It is scary, but life does go on as we negotiate around this outbreak. Everyone in my wider family still have their jobs. We are concerned for family overseas, but thankful for video contact with them. They are well and safe.

For me, it is not a great change to self-isolate. Normally, I do not venture out much anyway. However, I do enjoy meeting friends for coffee, going to the movies and I help out with a Church-run pre-school, music playgroup each week. These activities are curtailed for the foreseeable future. As a writer, being shut-in is no bad thing. Even so, I have found it hard to settle to writing when there is muted panic happening all around.

I am doing crosswords, watching Netflix, but surprisingly, not reading. However, when I do begin to read again, I am thinking that the many books on our bookshelves will be a good place to start.

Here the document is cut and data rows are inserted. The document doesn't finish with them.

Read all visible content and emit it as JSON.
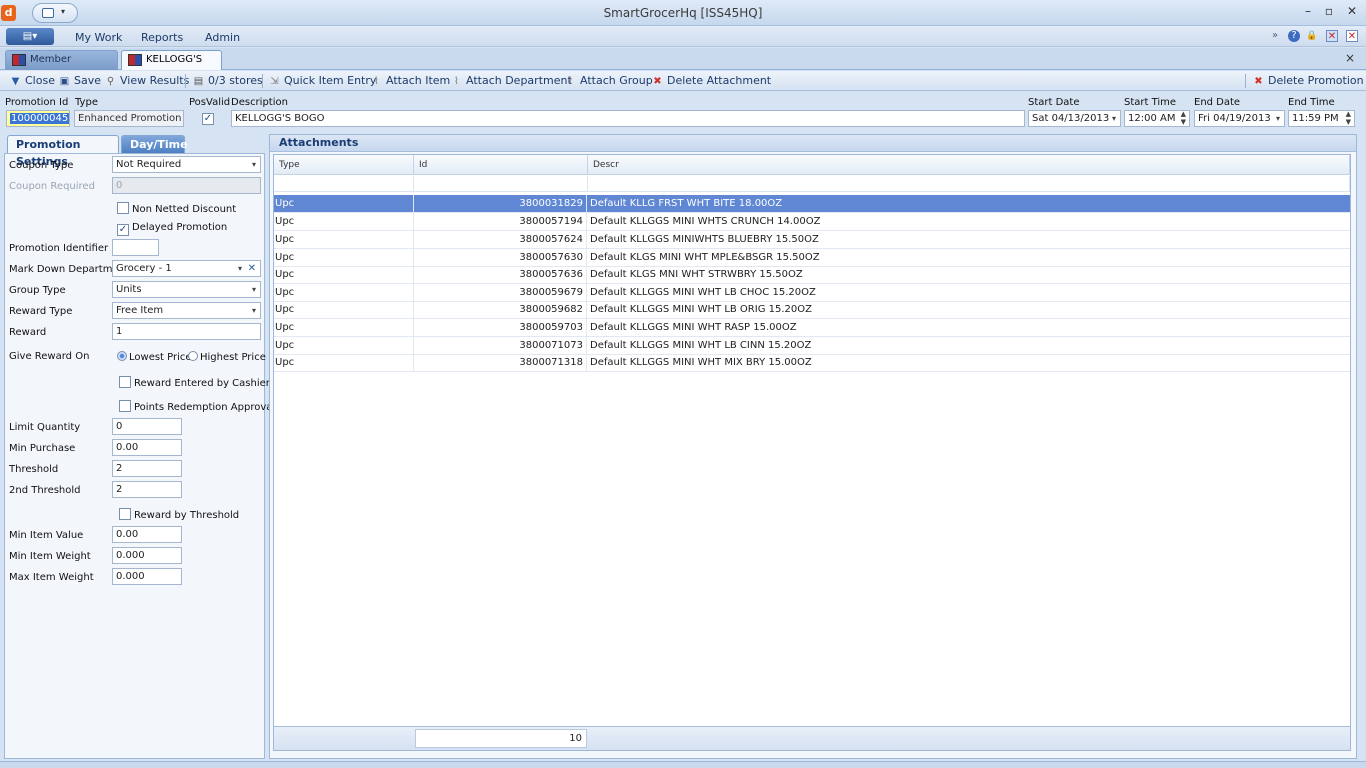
{
  "window": {
    "title": "SmartGrocerHq [ISS45HQ]",
    "app_icon": "d",
    "minimize": "–",
    "maximize": "▫",
    "close": "✕"
  },
  "menu": {
    "items": [
      "My Work",
      "Reports",
      "Admin"
    ],
    "app_menu_icon": "▤▾"
  },
  "right_icons": {
    "expand": "»",
    "help": "?",
    "lock": "🔒",
    "close_doc": "✕",
    "close_all": "✕",
    "doc_close": "×"
  },
  "tabs": [
    {
      "label": "Member Promotions",
      "active": false
    },
    {
      "label": "KELLOGG'S BOGO",
      "active": true
    }
  ],
  "toolbar": {
    "close": "Close",
    "save": "Save",
    "view_results": "View Results",
    "stores": "0/3 stores",
    "quick_item_entry": "Quick Item Entry",
    "attach_item": "Attach Item",
    "attach_department": "Attach Department",
    "attach_group": "Attach Group",
    "delete_attachment": "Delete Attachment",
    "delete_promotion": "Delete Promotion"
  },
  "header": {
    "promotion_id_label": "Promotion Id",
    "promotion_id": "100000045",
    "type_label": "Type",
    "type": "Enhanced Promotion",
    "posvalid_label": "PosValid",
    "posvalid": true,
    "description_label": "Description",
    "description": "KELLOGG'S BOGO",
    "start_date_label": "Start Date",
    "start_date": "Sat 04/13/2013",
    "start_time_label": "Start Time",
    "start_time": "12:00 AM",
    "end_date_label": "End Date",
    "end_date": "Fri 04/19/2013",
    "end_time_label": "End Time",
    "end_time": "11:59 PM"
  },
  "left_tabs": {
    "settings": "Promotion Settings",
    "daytime": "Day/Time"
  },
  "settings": {
    "coupon_type_label": "Coupon Type",
    "coupon_type": "Not Required",
    "coupon_required_label": "Coupon Required",
    "coupon_required": "0",
    "non_netted_label": "Non Netted Discount",
    "non_netted": false,
    "delayed_label": "Delayed Promotion",
    "delayed": true,
    "promo_identifier_label": "Promotion Identifier",
    "promo_identifier": "",
    "markdown_dept_label": "Mark Down Department",
    "markdown_dept": "Grocery - 1",
    "group_type_label": "Group Type",
    "group_type": "Units",
    "reward_type_label": "Reward Type",
    "reward_type": "Free Item",
    "reward_label": "Reward",
    "reward": "1",
    "give_reward_label": "Give Reward On",
    "lowest_price": "Lowest Price",
    "highest_price": "Highest Price",
    "reward_cashiers_label": "Reward Entered by Cashiers",
    "reward_cashiers": false,
    "points_redemption_label": "Points Redemption Approval",
    "points_redemption": false,
    "limit_qty_label": "Limit Quantity",
    "limit_qty": "0",
    "min_purchase_label": "Min Purchase",
    "min_purchase": "0.00",
    "threshold_label": "Threshold",
    "threshold": "2",
    "threshold2_label": "2nd Threshold",
    "threshold2": "2",
    "reward_threshold_label": "Reward by Threshold",
    "reward_threshold": false,
    "min_item_value_label": "Min Item Value",
    "min_item_value": "0.00",
    "min_item_weight_label": "Min Item Weight",
    "min_item_weight": "0.000",
    "max_item_weight_label": "Max Item Weight",
    "max_item_weight": "0.000"
  },
  "attachments": {
    "title": "Attachments",
    "columns": [
      "Type",
      "Id",
      "Descr"
    ],
    "rows": [
      {
        "type": "Upc",
        "id": "3800031829",
        "descr": "Default KLLG FRST WHT BITE 18.00OZ"
      },
      {
        "type": "Upc",
        "id": "3800057194",
        "descr": "Default KLLGGS MINI WHTS CRUNCH 14.00OZ"
      },
      {
        "type": "Upc",
        "id": "3800057624",
        "descr": "Default KLLGGS MINIWHTS BLUEBRY 15.50OZ"
      },
      {
        "type": "Upc",
        "id": "3800057630",
        "descr": "Default KLGS MINI WHT MPLE&BSGR 15.50OZ"
      },
      {
        "type": "Upc",
        "id": "3800057636",
        "descr": "Default KLGS MNI WHT STRWBRY 15.50OZ"
      },
      {
        "type": "Upc",
        "id": "3800059679",
        "descr": "Default KLLGGS MINI WHT LB CHOC 15.20OZ"
      },
      {
        "type": "Upc",
        "id": "3800059682",
        "descr": "Default KLLGGS MINI WHT LB ORIG 15.20OZ"
      },
      {
        "type": "Upc",
        "id": "3800059703",
        "descr": "Default KLLGGS MINI WHT RASP 15.00OZ"
      },
      {
        "type": "Upc",
        "id": "3800071073",
        "descr": "Default KLLGGS MINI WHT LB CINN 15.20OZ"
      },
      {
        "type": "Upc",
        "id": "3800071318",
        "descr": "Default KLLGGS MINI WHT MIX BRY 15.00OZ"
      }
    ],
    "count": "10"
  }
}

When I am in the midst of writing - as I am at the moment with my fourth poetry book getting ready to be published (more on that later) - reading isn't to the forefront. I tend to not read when I am writing. And vice versa.

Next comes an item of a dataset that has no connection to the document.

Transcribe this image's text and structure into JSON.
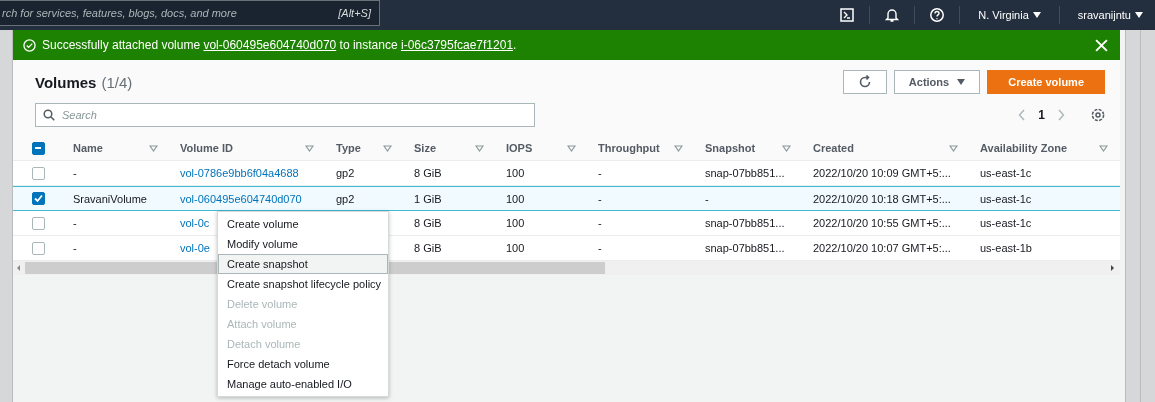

My book is nearly ready to be sent off to the printers. It is my fourth poetry collection. Exciting! But as I am finding out, this being my first ever pandemic, such excitement is clouded by the limits that being in the midst of a pandemic causes A normal launch is out of the question. A virtual launch may be possible, however. (I wonder if it will stretch to holograms?)

A major disappointment has been the postponement of Aotearoa / New Zealand's poet laureate toktoko event. (At least it's not cancelled like many other musical and writerly events.) I'm disappointed about this mostly for David Eggleton (our newly appointed laureate) but also for myself, because along with two other poets - Jenny Powell and Michael O'Leary - we are at the invitation of David, to be support poets at the ceremony - a huge privilege.

Despite the disappointments and restrictions to freedoms and privileges (formerly taken for granted) I remain thankful for many, many things. The blessings far outweighing the curses. And it's easy to be thankful when we have a Prime Minister who ends her address to the nation (the first such address delivered in this country in my living memory) by telling her people to be strong and to be kind. I'll give it my best shot.

Take care out there!

Clocking Out

 I have been neglecting this blog for some months. I think perhaps I should face facts and accept that it is indeed time to retire this blog...